Choose the type of Data Source you need, I generally use SYSTEM DSN. Click Add. The ODBC Administrator will present a list of drivers. Scroll to the bottom and you will see two options for PostreSQL; ANSI and Unicode. Select the version you need and click Finish.

The Administrator will present a screen on which you must supply a database name, server name, user name and password.

After you have supplied values for these fields, click the Datasource button,

Make sure the Use Declare/Fetch box is checked. The driver will fail to retrieve larger datasets and will hang for long time comsuming memory.

Now you are ready to build a new connection in connection manager of SSIS and tag it to the Postgres data source you just created. Enter the User name and Password in the fields provided. Test the connection and you should be ready to go.

Now go to SSIS connection manager right-click and select New ADO.NET connection.

Connection manager box appears in provider select ".Net Providers\Odbc Data Provider".

Click radio button 'Use user or system datasource name' in drop down select system DSN you just created. Now if you would have installed 64 bit driver that driver would be available on Start Menu > All Programs > Administrative Tools > Data Source (ODBC). Not in C:\Windows\SysWow64\ODBCAD32.exe as 32 bit drivers are listed here and 64 bit in former one. That is why I asked you to install 32 bit driver also in 'Use user or system datasource name' if you would have created DSN in 64 bit it will not be seen in that drop down as SSIS operates in 32 bit and will see 32 bit drivers and and DSN created using that 32 bit driver. Below is a screenshot for your reference:
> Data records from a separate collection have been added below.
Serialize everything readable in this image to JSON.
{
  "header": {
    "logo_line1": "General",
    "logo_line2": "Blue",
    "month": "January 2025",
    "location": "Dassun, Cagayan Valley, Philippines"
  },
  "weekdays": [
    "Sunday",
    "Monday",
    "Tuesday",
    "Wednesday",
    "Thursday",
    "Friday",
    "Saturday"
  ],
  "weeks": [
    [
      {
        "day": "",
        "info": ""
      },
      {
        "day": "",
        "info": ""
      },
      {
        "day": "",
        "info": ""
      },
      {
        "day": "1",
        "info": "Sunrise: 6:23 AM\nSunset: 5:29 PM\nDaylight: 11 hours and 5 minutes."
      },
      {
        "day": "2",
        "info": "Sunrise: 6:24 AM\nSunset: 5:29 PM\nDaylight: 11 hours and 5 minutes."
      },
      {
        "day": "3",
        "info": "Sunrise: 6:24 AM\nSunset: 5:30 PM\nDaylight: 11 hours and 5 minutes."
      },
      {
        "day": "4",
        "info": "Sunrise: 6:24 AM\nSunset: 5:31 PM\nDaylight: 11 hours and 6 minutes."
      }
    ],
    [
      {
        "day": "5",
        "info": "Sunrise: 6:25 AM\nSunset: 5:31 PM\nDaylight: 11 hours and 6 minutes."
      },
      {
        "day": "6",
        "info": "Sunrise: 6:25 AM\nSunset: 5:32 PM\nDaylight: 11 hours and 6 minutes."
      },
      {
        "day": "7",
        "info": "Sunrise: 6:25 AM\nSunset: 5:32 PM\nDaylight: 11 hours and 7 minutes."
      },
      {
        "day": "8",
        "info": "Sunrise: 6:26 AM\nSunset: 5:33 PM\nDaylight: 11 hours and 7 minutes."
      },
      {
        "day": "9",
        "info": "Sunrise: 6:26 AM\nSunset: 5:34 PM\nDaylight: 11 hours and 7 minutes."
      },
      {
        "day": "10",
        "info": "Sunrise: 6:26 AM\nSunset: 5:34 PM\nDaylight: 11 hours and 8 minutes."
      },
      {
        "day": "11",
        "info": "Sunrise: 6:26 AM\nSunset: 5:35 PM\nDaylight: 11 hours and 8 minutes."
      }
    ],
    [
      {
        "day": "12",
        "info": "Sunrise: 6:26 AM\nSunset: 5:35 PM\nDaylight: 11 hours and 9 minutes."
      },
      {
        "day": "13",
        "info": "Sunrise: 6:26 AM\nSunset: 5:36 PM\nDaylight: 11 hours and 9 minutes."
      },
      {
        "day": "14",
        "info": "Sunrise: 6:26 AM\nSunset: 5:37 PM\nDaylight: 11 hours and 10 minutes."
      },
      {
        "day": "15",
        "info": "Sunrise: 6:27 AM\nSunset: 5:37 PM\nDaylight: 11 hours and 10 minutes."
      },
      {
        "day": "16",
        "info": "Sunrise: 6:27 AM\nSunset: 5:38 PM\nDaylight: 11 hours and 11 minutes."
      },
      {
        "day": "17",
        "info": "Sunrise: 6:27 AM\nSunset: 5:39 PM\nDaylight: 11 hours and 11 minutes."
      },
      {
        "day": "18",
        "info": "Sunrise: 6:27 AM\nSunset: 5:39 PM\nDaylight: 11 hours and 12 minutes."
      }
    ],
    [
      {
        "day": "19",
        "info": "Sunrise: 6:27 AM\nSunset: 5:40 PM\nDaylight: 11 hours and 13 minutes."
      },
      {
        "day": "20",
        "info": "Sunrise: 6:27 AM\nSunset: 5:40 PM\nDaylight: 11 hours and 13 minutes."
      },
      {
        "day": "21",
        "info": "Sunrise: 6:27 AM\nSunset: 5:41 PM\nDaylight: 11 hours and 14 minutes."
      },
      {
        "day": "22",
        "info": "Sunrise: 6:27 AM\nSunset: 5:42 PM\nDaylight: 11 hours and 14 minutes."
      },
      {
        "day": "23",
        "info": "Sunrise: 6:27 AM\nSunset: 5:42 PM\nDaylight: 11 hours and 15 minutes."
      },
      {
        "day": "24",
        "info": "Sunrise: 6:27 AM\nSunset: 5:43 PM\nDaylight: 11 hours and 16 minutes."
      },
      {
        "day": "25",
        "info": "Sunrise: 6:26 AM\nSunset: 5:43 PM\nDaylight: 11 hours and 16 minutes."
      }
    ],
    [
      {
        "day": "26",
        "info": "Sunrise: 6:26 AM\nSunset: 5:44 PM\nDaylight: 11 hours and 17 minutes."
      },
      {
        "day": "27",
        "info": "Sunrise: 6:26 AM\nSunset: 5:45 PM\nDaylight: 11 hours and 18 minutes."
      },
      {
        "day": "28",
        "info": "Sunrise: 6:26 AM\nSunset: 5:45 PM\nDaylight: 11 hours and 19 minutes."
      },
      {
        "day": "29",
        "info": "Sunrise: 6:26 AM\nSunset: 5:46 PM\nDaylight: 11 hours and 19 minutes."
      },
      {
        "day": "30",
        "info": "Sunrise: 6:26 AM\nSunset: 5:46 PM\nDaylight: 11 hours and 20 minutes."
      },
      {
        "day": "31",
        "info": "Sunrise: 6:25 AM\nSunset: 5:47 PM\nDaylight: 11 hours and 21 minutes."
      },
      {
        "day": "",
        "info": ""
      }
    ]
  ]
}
Now you have successfully created Connection for your destination PostgreSql. Create OLEDB connection from connection manager or your source.

Use OLEDB as source and .Net Destination as destination.

Right-click on OLEDB source and go to Advanced Editor tab add connection manager to it. See for columns which come as output.

Now right-click on destination go to Advanced Editor tab provide your connection manager and you are good to go.

You can add data conversion if required. If you get error like cannot covert between Unicode and Non-Unicode data types.


In my case my server was 64 bit but when I installed 64 bit PostgreSql ODBC driver, DSN which I added in Start Menu > All Programs > Administrative Tools > Data Source > ODBC was not visible while creating .net connection manager as SSIS being 32 bit compatible it was searching for DSN in C:\Windows\SysWow64\ODBCAD32.exe. So please install 32bit driver if you are using ADO.NET connection manager and source.

 Please provide your feedback in the comments below. 

See Also

List of articles by Shanky
SQL Server Integration Services Portal

This Article participated in Technet Guru Competition for July 2013 and won Silver Medal.